We all know by now that two players can wear the same number on a college football team (as long as they don’t appear on the field together). And you might occasionally see two MLB teammates wearing the same number during a spring training game, when rosters are stuffed to the gills.
But you’d never see same-numbered MLB teammates during the regular season.
Or would you?
That question is prompted by a faaaascainting find from longtime Uni Watch reader Ferdinand Cesarano. He was recently listening to the archived radio call of a Yankees/Cleveland game from Sept. 22, 1974, and heard Yankees broadcaster Phil Rizzuto mention that two Cleveland players had worn the same number in the previous day’s game!
Here’s the quote from Rizzuto, followed by the embedded audio so you can hear it for yourself:
I tell you, with all the ballplayers that are brought up towards the tail end of the season, they run out of numbers. Remember, in yesterday’s ballgame there were two players wearing the same number — Rico Carty and Bill Gogolewski. They were both wearing No. 32, which is a little unusual.
It’s not just unusual — as far as I know, it would be unprecedented!
Let’s try to deconstruct this, one question at a time:
Did Carty and Gogolewski both play in the previous day’s game?
Yes — the box score of the Yanks/Cleveland game from Sept. 21, 1974, shows that Gogolewski entered the game as a relief pitcher with two outs in the bottom of the fifth and tossed two innings, exiting with two outs in the bottom of the seventh. (This was one of only five games he ever appeared in for Cleveland — he was indeed a late-season call-up, just as Rizzuto implied.) Carty, meanwhile, appeared at a pinch-hitter in the top of the eighth.
What were Carty’s and Gogolewski’s usual uni numbers?
According to Baseball-reference.com, Gogolewski wore No. 32 that season.
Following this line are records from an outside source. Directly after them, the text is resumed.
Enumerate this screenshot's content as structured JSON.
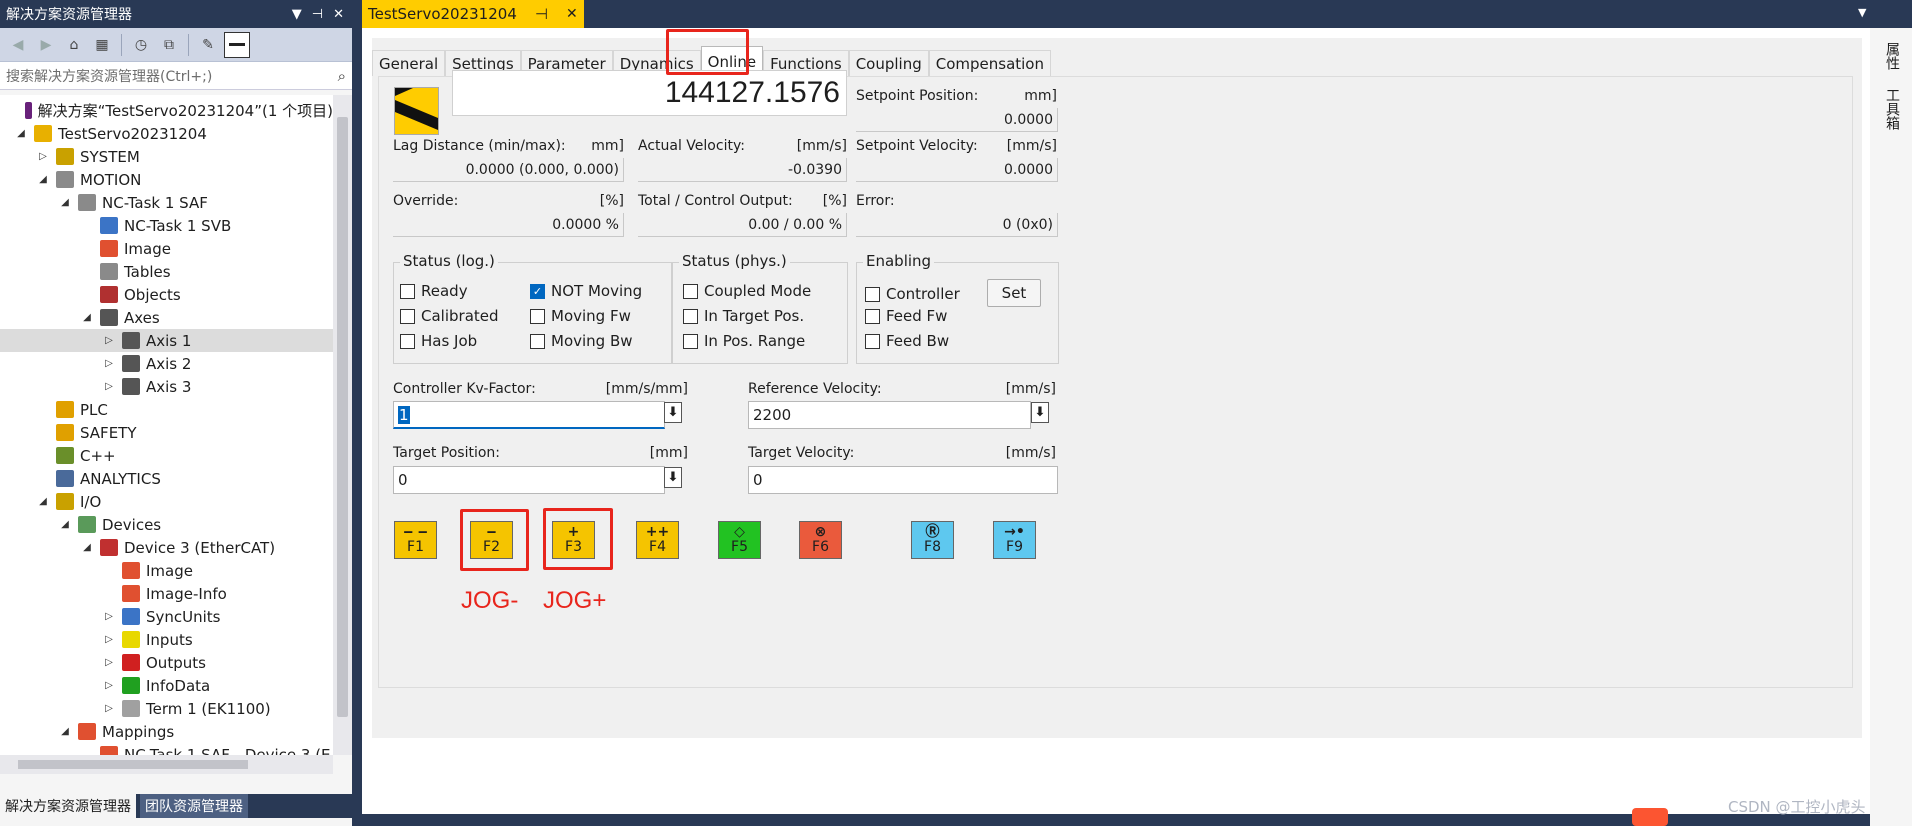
{
  "solution_explorer": {
    "title": "解决方案资源管理器",
    "search_placeholder": "搜索解决方案资源管理器(Ctrl+;)",
    "tree": [
      {
        "label": "解决方案“TestServo20231204”(1 个项目)",
        "level": 0,
        "expander": "",
        "icon": "solution-icon",
        "color": "#68217a"
      },
      {
        "label": "TestServo20231204",
        "level": 0,
        "expander": "◢",
        "icon": "project-icon",
        "color": "#e8b000"
      },
      {
        "label": "SYSTEM",
        "level": 1,
        "expander": "▷",
        "icon": "system-icon",
        "color": "#c9a100"
      },
      {
        "label": "MOTION",
        "level": 1,
        "expander": "◢",
        "icon": "motion-icon",
        "color": "#8a8a8a"
      },
      {
        "label": "NC-Task 1 SAF",
        "level": 2,
        "expander": "◢",
        "icon": "nc-task-icon",
        "color": "#8a8a8a"
      },
      {
        "label": "NC-Task 1 SVB",
        "level": 3,
        "expander": "",
        "icon": "svb-icon",
        "color": "#3b74c6"
      },
      {
        "label": "Image",
        "level": 3,
        "expander": "",
        "icon": "image-icon",
        "color": "#e05030"
      },
      {
        "label": "Tables",
        "level": 3,
        "expander": "",
        "icon": "tables-icon",
        "color": "#8a8a8a"
      },
      {
        "label": "Objects",
        "level": 3,
        "expander": "",
        "icon": "objects-icon",
        "color": "#b03030"
      },
      {
        "label": "Axes",
        "level": 3,
        "expander": "◢",
        "icon": "axes-icon",
        "color": "#555555"
      },
      {
        "label": "Axis 1",
        "level": 4,
        "expander": "▷",
        "icon": "axis-icon",
        "color": "#555555",
        "selected": true
      },
      {
        "label": "Axis 2",
        "level": 4,
        "expander": "▷",
        "icon": "axis-icon",
        "color": "#555555"
      },
      {
        "label": "Axis 3",
        "level": 4,
        "expander": "▷",
        "icon": "axis-icon",
        "color": "#555555"
      },
      {
        "label": "PLC",
        "level": 1,
        "expander": "",
        "icon": "plc-icon",
        "color": "#e0a000"
      },
      {
        "label": "SAFETY",
        "level": 1,
        "expander": "",
        "icon": "safety-icon",
        "color": "#e0a000"
      },
      {
        "label": "C++",
        "level": 1,
        "expander": "",
        "icon": "cpp-icon",
        "color": "#6a8f2a"
      },
      {
        "label": "ANALYTICS",
        "level": 1,
        "expander": "",
        "icon": "analytics-icon",
        "color": "#4a6a9a"
      },
      {
        "label": "I/O",
        "level": 1,
        "expander": "◢",
        "icon": "io-icon",
        "color": "#c9a100"
      },
      {
        "label": "Devices",
        "level": 2,
        "expander": "◢",
        "icon": "devices-icon",
        "color": "#5a9a5a"
      },
      {
        "label": "Device 3 (EtherCAT)",
        "level": 3,
        "expander": "◢",
        "icon": "ethercat-icon",
        "color": "#c03030"
      },
      {
        "label": "Image",
        "level": 4,
        "expander": "",
        "icon": "image-icon",
        "color": "#e05030"
      },
      {
        "label": "Image-Info",
        "level": 4,
        "expander": "",
        "icon": "image-info-icon",
        "color": "#e05030"
      },
      {
        "label": "SyncUnits",
        "level": 4,
        "expander": "▷",
        "icon": "syncunits-icon",
        "color": "#3b74c6"
      },
      {
        "label": "Inputs",
        "level": 4,
        "expander": "▷",
        "icon": "inputs-icon",
        "color": "#e8d800"
      },
      {
        "label": "Outputs",
        "level": 4,
        "expander": "▷",
        "icon": "outputs-icon",
        "color": "#d02020"
      },
      {
        "label": "InfoData",
        "level": 4,
        "expander": "▷",
        "icon": "infodata-icon",
        "color": "#20a020"
      },
      {
        "label": "Term 1 (EK1100)",
        "level": 4,
        "expander": "▷",
        "icon": "terminal-icon",
        "color": "#a0a0a0"
      },
      {
        "label": "Mappings",
        "level": 2,
        "expander": "◢",
        "icon": "mappings-icon",
        "color": "#e05030"
      },
      {
        "label": "NC-Task 1 SAF - Device 3 (E",
        "level": 3,
        "expander": "",
        "icon": "mapping-icon",
        "color": "#e05030"
      }
    ],
    "bottom_tabs": [
      "解决方案资源管理器",
      "团队资源管理器"
    ]
  },
  "document": {
    "tab_title": "TestServo20231204",
    "pin_glyph": "⊣",
    "close_glyph": "✕"
  },
  "right_strip": {
    "items": [
      "属性",
      "工具箱"
    ]
  },
  "tabs": [
    "General",
    "Settings",
    "Parameter",
    "Dynamics",
    "Online",
    "Functions",
    "Coupling",
    "Compensation"
  ],
  "active_tab": "Online",
  "online": {
    "actual_position": "144127.1576",
    "setpoint_position": {
      "label": "Setpoint Position:",
      "unit": "mm]",
      "value": "0.0000"
    },
    "lag_distance": {
      "label": "Lag Distance (min/max):",
      "unit": "mm]",
      "value": "0.0000  (0.000, 0.000)"
    },
    "actual_velocity": {
      "label": "Actual Velocity:",
      "unit": "[mm/s]",
      "value": "-0.0390"
    },
    "setpoint_velocity": {
      "label": "Setpoint Velocity:",
      "unit": "[mm/s]",
      "value": "0.0000"
    },
    "override": {
      "label": "Override:",
      "unit": "[%]",
      "value": "0.0000 %"
    },
    "total_output": {
      "label": "Total / Control Output:",
      "unit": "[%]",
      "value": "0.00 /  0.00 %"
    },
    "error": {
      "label": "Error:",
      "value": "0 (0x0)"
    },
    "status_log": {
      "title": "Status (log.)",
      "items": [
        {
          "label": "Ready",
          "checked": false
        },
        {
          "label": "NOT Moving",
          "checked": true
        },
        {
          "label": "Calibrated",
          "checked": false
        },
        {
          "label": "Moving Fw",
          "checked": false
        },
        {
          "label": "Has Job",
          "checked": false
        },
        {
          "label": "Moving Bw",
          "checked": false
        }
      ]
    },
    "status_phys": {
      "title": "Status (phys.)",
      "items": [
        {
          "label": "Coupled Mode",
          "checked": false
        },
        {
          "label": "In Target Pos.",
          "checked": false
        },
        {
          "label": "In Pos. Range",
          "checked": false
        }
      ]
    },
    "enabling": {
      "title": "Enabling",
      "items": [
        {
          "label": "Controller",
          "checked": false
        },
        {
          "label": "Feed Fw",
          "checked": false
        },
        {
          "label": "Feed Bw",
          "checked": false
        }
      ],
      "set_label": "Set"
    },
    "kv_factor": {
      "label": "Controller Kv-Factor:",
      "unit": "[mm/s/mm]",
      "value": "1"
    },
    "reference_velocity": {
      "label": "Reference Velocity:",
      "unit": "[mm/s]",
      "value": "2200"
    },
    "target_position": {
      "label": "Target Position:",
      "unit": "[mm]",
      "value": "0"
    },
    "target_velocity": {
      "label": "Target Velocity:",
      "unit": "[mm/s]",
      "value": "0"
    },
    "download_glyph": "⬇",
    "function_keys": [
      {
        "key": "F1",
        "symbol": "‒ ‒",
        "color": "#f5c400"
      },
      {
        "key": "F2",
        "symbol": "‒",
        "color": "#f5c400"
      },
      {
        "key": "F3",
        "symbol": "+",
        "color": "#f5c400"
      },
      {
        "key": "F4",
        "symbol": "++",
        "color": "#f5c400"
      },
      {
        "key": "F5",
        "symbol": "◇",
        "color": "#22c222"
      },
      {
        "key": "F6",
        "symbol": "⊗",
        "color": "#ea5a3c"
      },
      {
        "key": "F8",
        "symbol": "Ⓡ",
        "color": "#5ec8ef"
      },
      {
        "key": "F9",
        "symbol": "→•",
        "color": "#5ec8ef"
      }
    ],
    "annotations": {
      "jog_minus": "JOG-",
      "jog_plus": "JOG+",
      "color": "#e8251c"
    }
  },
  "watermark": "CSDN @工控小虎头"
}
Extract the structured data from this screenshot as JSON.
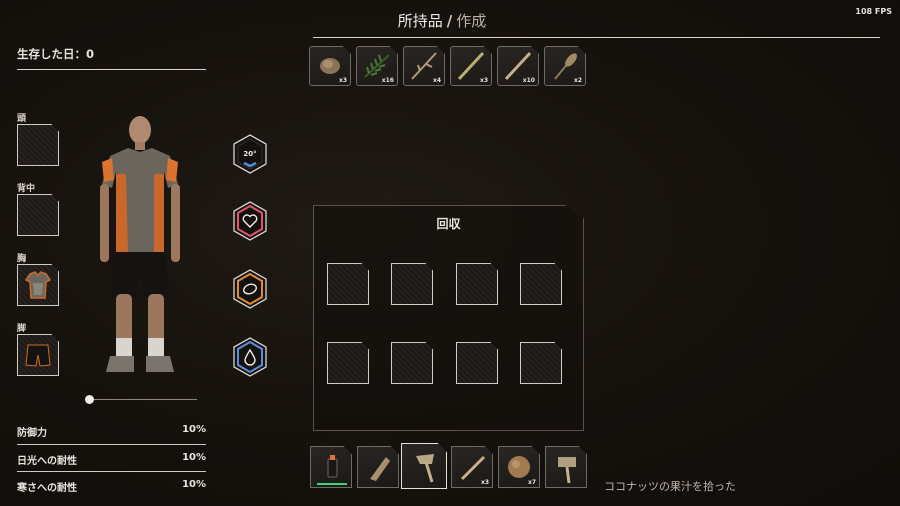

Carty, however, is listed as having worn No. 9. So if both players really wore 32 in the same game, Carty would have been the anomaly.
How could that have happened?
Ferdinand Cesarano — the guy who started us down this rabbit hole — speculates that something must have happened to Carty’s jersey and that he had to wear Gogolewski’s instead. After all, Gogolewski had just come out of the game, so he could have removed his jersey and given it to Carty.
Is that realistic? Like, would Gogolewski’s jersey even have fit Carty?
Baseball-reference.com lists Gogolewski at 6-4, 190, and lists Carty as 6-3, 200, so they were definitely in the same neighborhood, size-wise.
Is there something else we’re overlooking here?
Yes! After looking up the height/weight info, it occurred to me: “Wait a minute — did Cleveland’s 1974 road uniforms have NOBs?” Yup, they sure did. So that pretty much eliminates the idea of Carty wearing Gogolewski’s jersey, since the sight of Carty coming the plate with “Gogolewski” on his back would’ve been even more noteworthy than two players wearing the same number in the same game!
Maybe something happened to Carty’s jersey and they had an extra NNOB/32 jersey lying around for him to wear..? At this point, I’m stumped.
What about the radio call from the game in question — can we refer back to that?
Unfortunately, the audio from that game does not appear to be available. All we have is Rizzuto mentioning it in the following day’s game.
Are there any newspaper mentions of this?
You’d think there would be. But I searched on Newspapers.com, which is pretty comprehensive, and came up empty.
Is Rizzuto a reliable narrator here?
Having grown up listening to Phil Rizzuto on the radio, I can confirm that he was very much a character behind the mic — colorful, prone to going off on tangents, sometimes prone to exaggeration. Still, it’s hard to imagine him being so off-base on something as fundamental as this. I’m inclined to believe what he said. We just need to find the backstory. (Unfortunately, Rizzuto died in 2007.)
Could you check with Rico Carty?
Rico Carty is still alive and recently turned 83. I have my doubts about him remembering a pinch-hitting appearance from 48 years ago. I’m also not sure how to get in touch with him. (He had a charitable foundation in the Dominican Republic, but it’s apparently been defunct since 2016.)
So for now, I’m stumped. If anyone knows more, I’m all ears. Meanwhile, it’s an intriguing history mystery.
(Big thanks to Ferdinand Cesarano for bringing this one to my attention.)